### Requirement
Write the listing out once more, identical to the original but without pictures.

━━━━━━━━━━━━━━━━━━━━

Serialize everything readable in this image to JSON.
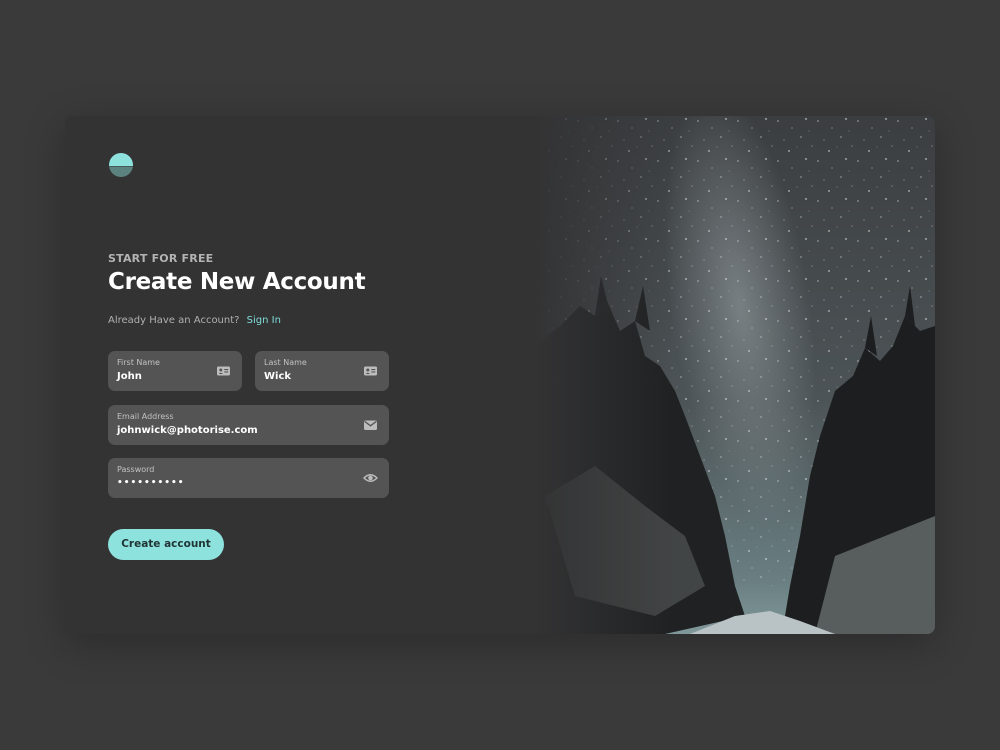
{
  "header": {
    "eyebrow": "START FOR FREE",
    "title": "Create New Account",
    "signin_prompt": "Already Have an Account?",
    "signin_link": "Sign In"
  },
  "form": {
    "first_name": {
      "label": "First Name",
      "value": "John",
      "icon": "id-card-icon"
    },
    "last_name": {
      "label": "Last Name",
      "value": "Wick",
      "icon": "id-card-icon"
    },
    "email": {
      "label": "Email Address",
      "value": "johnwick@photorise.com",
      "icon": "envelope-icon"
    },
    "password": {
      "label": "Password",
      "value": "••••••••••",
      "icon": "eye-icon"
    },
    "submit_label": "Create account"
  },
  "hero_image": {
    "subject": "snowy forest road under milky way night sky"
  },
  "colors": {
    "background": "#3a3a3b",
    "card": "#333334",
    "field": "#545455",
    "accent": "#8ee2de",
    "link": "#7fdcd8"
  }
}
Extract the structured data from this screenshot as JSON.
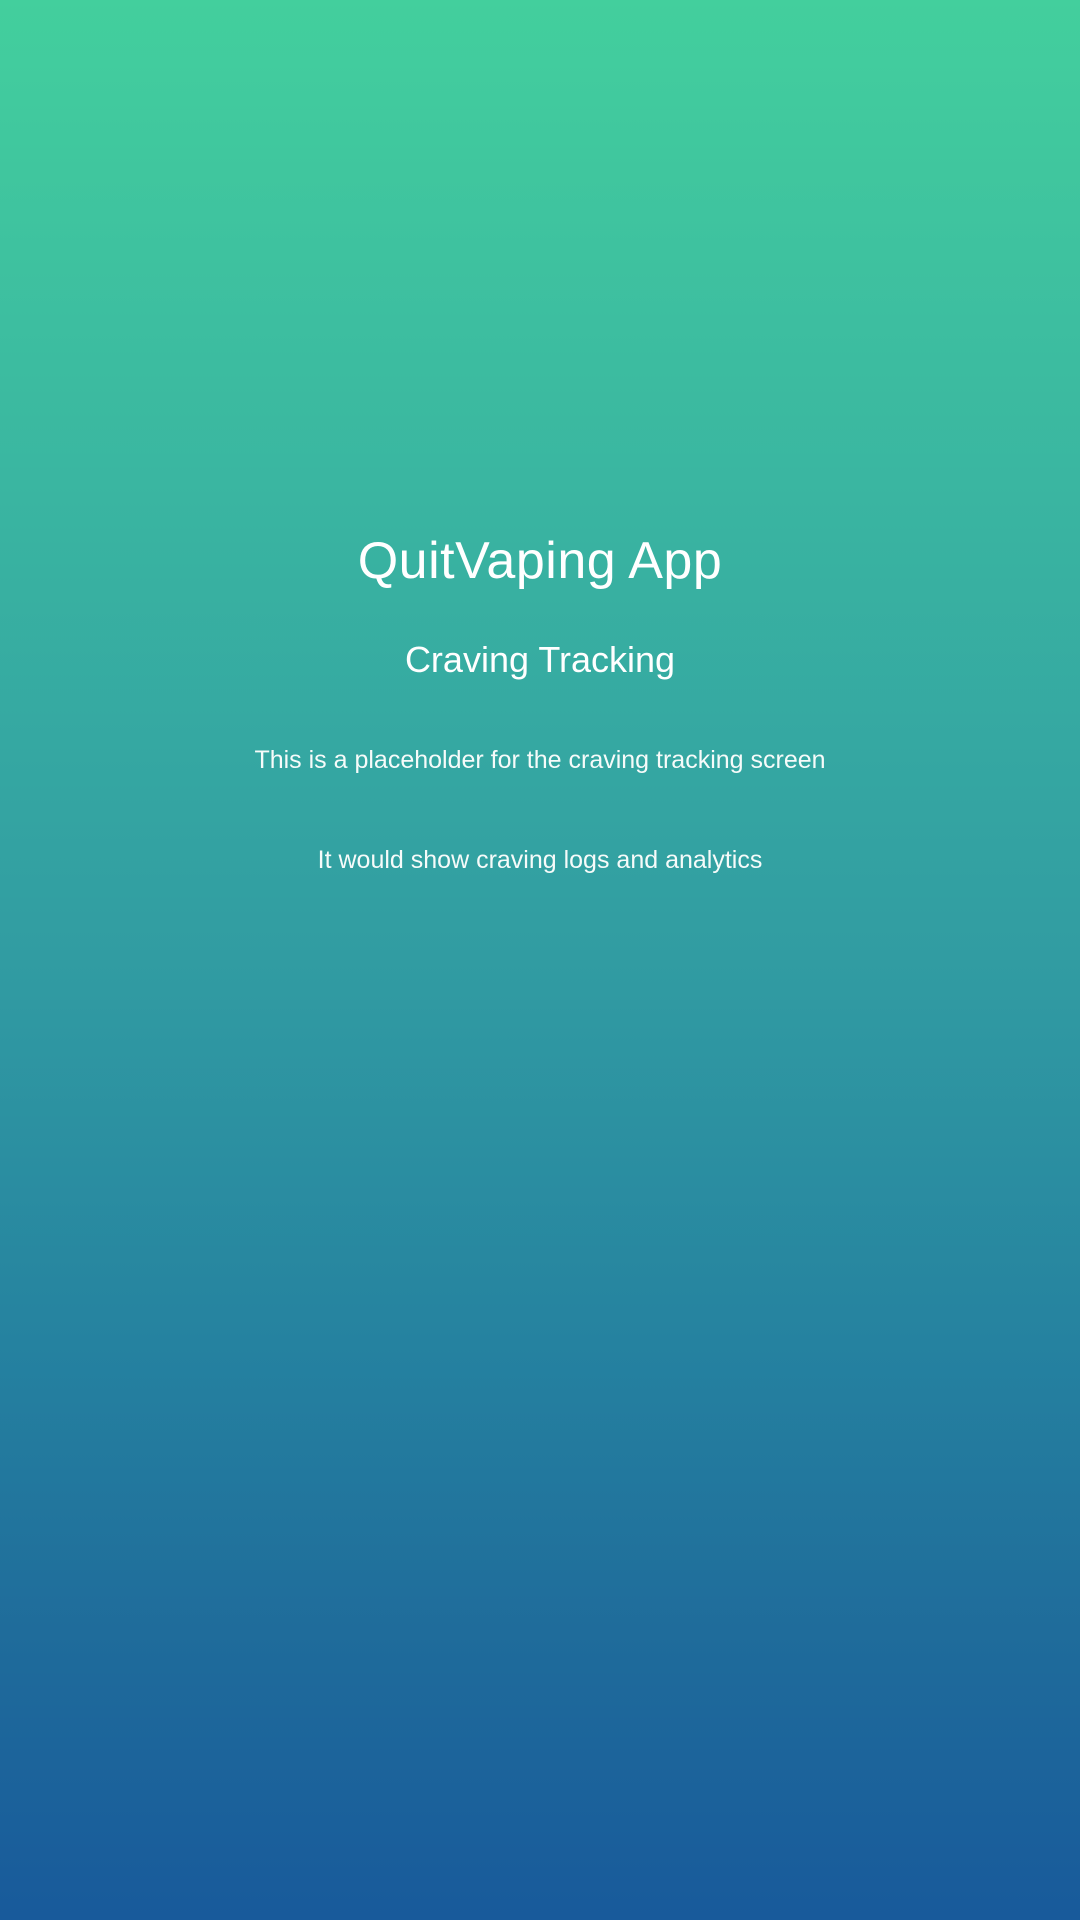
{
  "app": {
    "title": "QuitVaping App"
  },
  "screen": {
    "title": "Craving Tracking",
    "description_line1": "This is a placeholder for the craving tracking screen",
    "description_line2": "It would show craving logs and analytics"
  },
  "colors": {
    "gradient_top": "#43cf9d",
    "gradient_bottom": "#185a9b",
    "text": "#ffffff"
  }
}
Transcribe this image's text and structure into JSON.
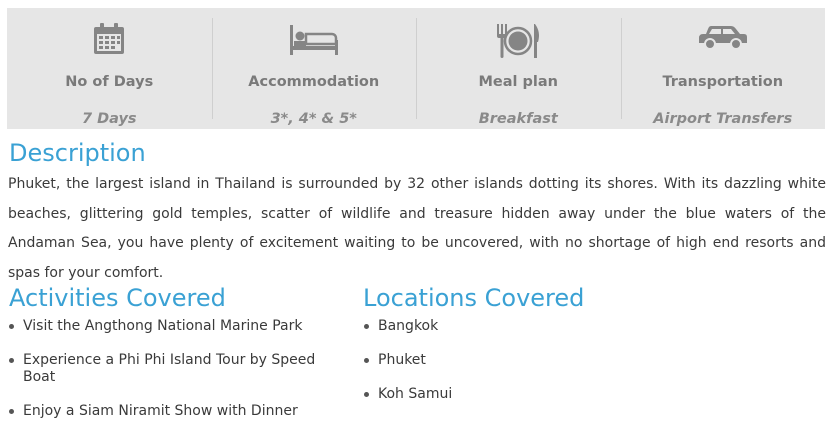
{
  "summary": [
    {
      "label": "No of Days",
      "value": "7 Days",
      "icon": "calendar-icon"
    },
    {
      "label": "Accommodation",
      "value": "3*, 4* & 5*",
      "icon": "bed-icon"
    },
    {
      "label": "Meal plan",
      "value": "Breakfast",
      "icon": "plate-cutlery-icon"
    },
    {
      "label": "Transportation",
      "value": "Airport Transfers",
      "icon": "car-icon"
    }
  ],
  "description": {
    "heading": "Description",
    "text": "Phuket, the largest island in Thailand is surrounded by 32 other islands dotting its shores.  With its dazzling white beaches, glittering gold temples, scatter of wildlife and treasure hidden away under the blue waters of the Andaman Sea, you have plenty of excitement waiting to be uncovered, with no shortage of high end resorts and spas for your comfort."
  },
  "activities": {
    "heading": "Activities Covered",
    "items": [
      "Visit the Angthong National Marine Park",
      "Experience a Phi Phi Island Tour by Speed Boat",
      "Enjoy a Siam Niramit Show with Dinner"
    ]
  },
  "locations": {
    "heading": "Locations Covered",
    "items": [
      "Bangkok",
      "Phuket",
      "Koh Samui"
    ]
  },
  "colors": {
    "accent": "#3aa1d4",
    "panel": "#e6e6e6",
    "icon": "#858585"
  }
}
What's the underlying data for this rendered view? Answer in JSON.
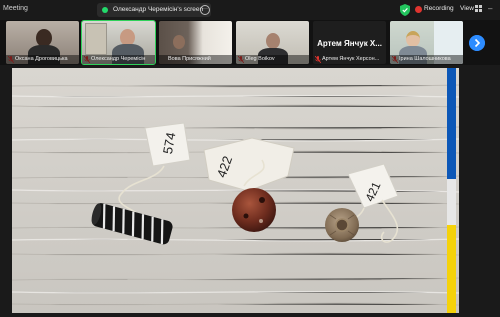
{
  "topbar": {
    "meeting_title": "Meeting",
    "share_label": "Олександр Черемісін's screen",
    "more": "···",
    "recording_label": "Recording",
    "view_label": "View"
  },
  "participants": [
    {
      "name": "Оксана Дроговицька"
    },
    {
      "name": "Олександр Черемісін"
    },
    {
      "name": "Вова Присяжний"
    },
    {
      "name": "Oleg Boikov"
    },
    {
      "name": "Артем Янчук Херсон...",
      "display_name": "Артем Янчук Х..."
    },
    {
      "name": "Ірина Шалошникова"
    }
  ],
  "tags": [
    {
      "label": "574"
    },
    {
      "label": "422"
    },
    {
      "label": "421"
    }
  ],
  "colors": {
    "accent_green": "#2fd15a",
    "recording_red": "#e0342f",
    "next_blue": "#2d8cff",
    "flag_blue": "#0c57b7",
    "flag_yellow": "#f5d20a"
  }
}
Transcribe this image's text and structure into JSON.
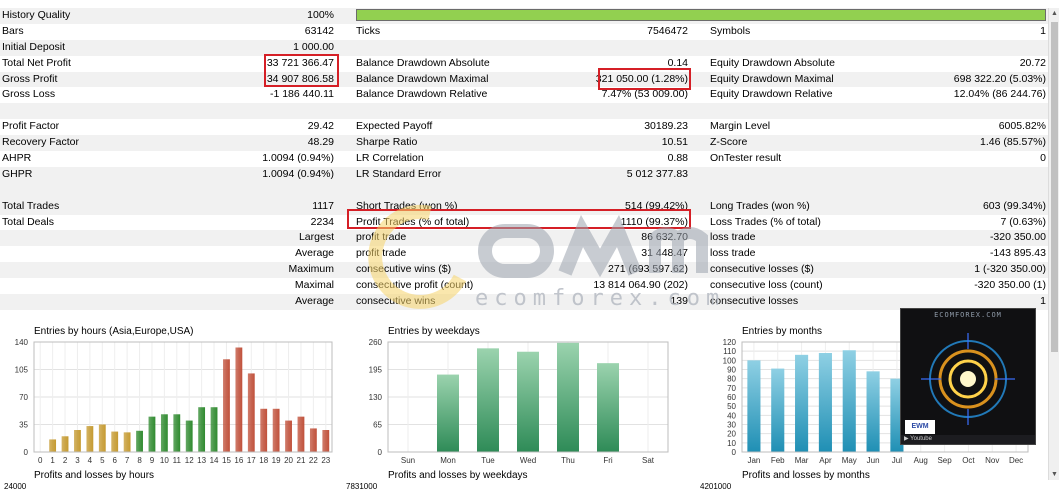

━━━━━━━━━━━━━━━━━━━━

### Answer to the problem
Serialize everything readable in this image to JSON.
{
  "header": {
    "eyebrow": "START FOR FREE",
    "title": "Create New Account",
    "signin_prompt": "Already Have an Account?",
    "signin_link": "Sign In"
  },
  "form": {
    "first_name": {
      "label": "First Name",
      "value": "John",
      "icon": "id-card-icon"
    },
    "last_name": {
      "label": "Last Name",
      "value": "Wick",
      "icon": "id-card-icon"
    },
    "email": {
      "label": "Email Address",
      "value": "johnwick@photorise.com",
      "icon": "envelope-icon"
    },
    "password": {
      "label": "Password",
      "value": "••••••••••",
      "icon": "eye-icon"
    },
    "submit_label": "Create account"
  },
  "hero_image": {
    "subject": "snowy forest road under milky way night sky"
  },
  "colors": {
    "background": "#3a3a3b",
    "card": "#333334",
    "field": "#545455",
    "accent": "#8ee2de",
    "link": "#7fdcd8"
  }
}
Extract the structured data from this screenshot as JSON.
{
  "app": {
    "title": "QuitVaping App"
  },
  "screen": {
    "title": "Craving Tracking",
    "description_line1": "This is a placeholder for the craving tracking screen",
    "description_line2": "It would show craving logs and analytics"
  },
  "colors": {
    "gradient_top": "#43cf9d",
    "gradient_bottom": "#185a9b",
    "text": "#ffffff"
  }
}
Transcribe this image's text and structure into JSON.
{
  "summary": [
    {
      "label": "No of Days",
      "value": "7 Days",
      "icon": "calendar-icon"
    },
    {
      "label": "Accommodation",
      "value": "3*, 4* & 5*",
      "icon": "bed-icon"
    },
    {
      "label": "Meal plan",
      "value": "Breakfast",
      "icon": "plate-cutlery-icon"
    },
    {
      "label": "Transportation",
      "value": "Airport Transfers",
      "icon": "car-icon"
    }
  ],
  "description": {
    "heading": "Description",
    "text": "Phuket, the largest island in Thailand is surrounded by 32 other islands dotting its shores.  With its dazzling white beaches, glittering gold temples, scatter of wildlife and treasure hidden away under the blue waters of the Andaman Sea, you have plenty of excitement waiting to be uncovered, with no shortage of high end resorts and spas for your comfort."
  },
  "activities": {
    "heading": "Activities Covered",
    "items": [
      "Visit the Angthong National Marine Park",
      "Experience a Phi Phi Island Tour by Speed Boat",
      "Enjoy a Siam Niramit Show with Dinner"
    ]
  },
  "locations": {
    "heading": "Locations Covered",
    "items": [
      "Bangkok",
      "Phuket",
      "Koh Samui"
    ]
  },
  "colors": {
    "accent": "#3aa1d4",
    "panel": "#e6e6e6",
    "icon": "#858585"
  }
}
What's the underlying data for this rendered view? Answer in JSON.
{
  "topbar": {
    "meeting_title": "Meeting",
    "share_label": "Олександр Черемісін's screen",
    "more": "···",
    "recording_label": "Recording",
    "view_label": "View"
  },
  "participants": [
    {
      "name": "Оксана Дроговицька"
    },
    {
      "name": "Олександр Черемісін"
    },
    {
      "name": "Вова Присяжний"
    },
    {
      "name": "Oleg Boikov"
    },
    {
      "name": "Артем Янчук Херсон...",
      "display_name": "Артем Янчук Х..."
    },
    {
      "name": "Ірина Шалошникова"
    }
  ],
  "tags": [
    {
      "label": "574"
    },
    {
      "label": "422"
    },
    {
      "label": "421"
    }
  ],
  "colors": {
    "accent_green": "#2fd15a",
    "recording_red": "#e0342f",
    "next_blue": "#2d8cff",
    "flag_blue": "#0c57b7",
    "flag_yellow": "#f5d20a"
  }
}
Transcribe this image's text and structure into JSON.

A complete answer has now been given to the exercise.